Figure 1 shows a plot of the familiar Gaussian distribution. We are often concerned with probability in any given area of this bell curve. Table 1 shows the probability of events occurring in the peak and tail regions for different spans of σ.
Figure 1. Gaussian distribution.
Table 1. Probability of peak and tail areas vs. number of σ.
At ±6σ, we see that the probability of the tails is about two in a billion. For ±7σ, the probability of the tails is about 2.6 in a trillion, which is roughly how we came to use 14σ to bound RJ at BER = 10-12. Even though we frequently talk about probabilities of less than one in a trillion, few people actually have an intuitive grasp of such large/small numbers. I came across a very interesting example to illustrate Gaussian distributions using the distribution of height in American men.
The US has approximately 300 million people, out of whom approximately 100 million are non-acromegalic adult men (i.e., no abnormal pituitary problems affecting their height). The mean height of men in the US is about 5'9" with a standard deviation of 3". Knowing how Gaussian distributions work, we can estimate how many men are in each height bracket, shown below in Table 2.
Table 2. The probability of the height of men.
We see that about 68 million men are within ±1σ of the mean, which is between 5'6" and 6' tall. We refer to this range as average height. We think of men between 6' and 6'3" as being relatively tall, but there is still a large population of them, about 13.6 million or 13.6 percent. The numbers drop off very quickly for increasing heights, as expected.
What is interesting is that Gaussian statistics tell us that there should be no men in the US who are above 7'3" tall. But, many sports fans can immediately point out that Yao Ming is 7'6". Someone of Yao Ming's height is statistically unlikely in the normal height distribution of American men.
So, why is Yao Ming Chinese?

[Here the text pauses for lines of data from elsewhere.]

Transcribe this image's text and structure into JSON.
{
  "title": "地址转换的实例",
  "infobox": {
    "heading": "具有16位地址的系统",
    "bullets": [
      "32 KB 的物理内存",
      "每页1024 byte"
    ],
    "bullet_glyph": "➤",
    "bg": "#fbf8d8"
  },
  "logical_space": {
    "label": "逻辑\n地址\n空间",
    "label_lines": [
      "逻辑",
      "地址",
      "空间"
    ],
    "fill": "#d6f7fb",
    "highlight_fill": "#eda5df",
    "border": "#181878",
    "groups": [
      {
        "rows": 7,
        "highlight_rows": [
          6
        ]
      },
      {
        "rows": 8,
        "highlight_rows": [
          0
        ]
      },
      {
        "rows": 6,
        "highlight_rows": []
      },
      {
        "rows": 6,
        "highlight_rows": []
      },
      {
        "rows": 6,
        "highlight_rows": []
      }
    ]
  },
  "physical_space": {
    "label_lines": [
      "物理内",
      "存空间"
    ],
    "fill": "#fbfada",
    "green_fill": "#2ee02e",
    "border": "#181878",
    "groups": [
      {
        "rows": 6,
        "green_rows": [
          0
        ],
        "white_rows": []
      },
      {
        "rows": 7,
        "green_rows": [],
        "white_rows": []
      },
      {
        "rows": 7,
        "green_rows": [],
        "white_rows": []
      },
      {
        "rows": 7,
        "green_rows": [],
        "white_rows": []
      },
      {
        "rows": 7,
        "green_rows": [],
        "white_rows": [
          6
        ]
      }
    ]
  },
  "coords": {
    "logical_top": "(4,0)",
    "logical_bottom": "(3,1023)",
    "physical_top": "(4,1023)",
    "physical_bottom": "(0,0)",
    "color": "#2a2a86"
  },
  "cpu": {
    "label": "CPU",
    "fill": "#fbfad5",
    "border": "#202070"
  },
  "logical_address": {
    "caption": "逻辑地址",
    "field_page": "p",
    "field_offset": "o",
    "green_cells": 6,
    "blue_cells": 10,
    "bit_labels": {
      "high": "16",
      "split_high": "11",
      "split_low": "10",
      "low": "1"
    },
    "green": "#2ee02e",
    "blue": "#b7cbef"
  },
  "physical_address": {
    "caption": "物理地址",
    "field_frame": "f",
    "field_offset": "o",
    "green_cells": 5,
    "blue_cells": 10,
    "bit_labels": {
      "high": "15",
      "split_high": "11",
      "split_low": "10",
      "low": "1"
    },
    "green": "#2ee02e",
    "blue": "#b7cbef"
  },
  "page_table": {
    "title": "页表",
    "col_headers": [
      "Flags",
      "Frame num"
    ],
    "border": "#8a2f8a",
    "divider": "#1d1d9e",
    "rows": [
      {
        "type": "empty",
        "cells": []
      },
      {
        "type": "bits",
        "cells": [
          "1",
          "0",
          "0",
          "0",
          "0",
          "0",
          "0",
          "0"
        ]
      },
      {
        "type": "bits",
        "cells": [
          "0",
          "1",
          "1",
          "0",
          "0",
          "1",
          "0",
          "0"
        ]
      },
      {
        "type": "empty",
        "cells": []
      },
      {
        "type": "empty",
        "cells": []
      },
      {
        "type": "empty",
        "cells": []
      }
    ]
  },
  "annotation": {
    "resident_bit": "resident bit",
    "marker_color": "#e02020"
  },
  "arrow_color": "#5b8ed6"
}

Because the US does not have enough adult men to realize someone who is greater than 6σ in height!
Instead, Yao Ming was born in China, where the current population of adult men is about 500 million, which is five times more likely to grow a 6σ person. Furthermore, the mean height of men in China is approximately 5'7", which makes Yao Ming's stature even more statistically rare!
Yao Ming, basketball player for the Houston Rockets (retired).
Many readers will quickly point out that India also has a population comparable to China's. Is there at least one Indian man who is 6σ above the mean in height? The answer is a resounding yes! Sunil Chaudhary currently claims to be the tallest living man in India at a height of 7’6", a number that neatly fits into our understanding of 6σ in Gaussian distributions.
So, in jitter analysis, when we are looking for that less-than-one-in-a-trillion event that determines our BER compliance, or when we test for violations with a PRBS31 (231−1) pattern -- 2.4 billion bits long -- I like to tell people I'm searching for the "Yao Ming of jitter."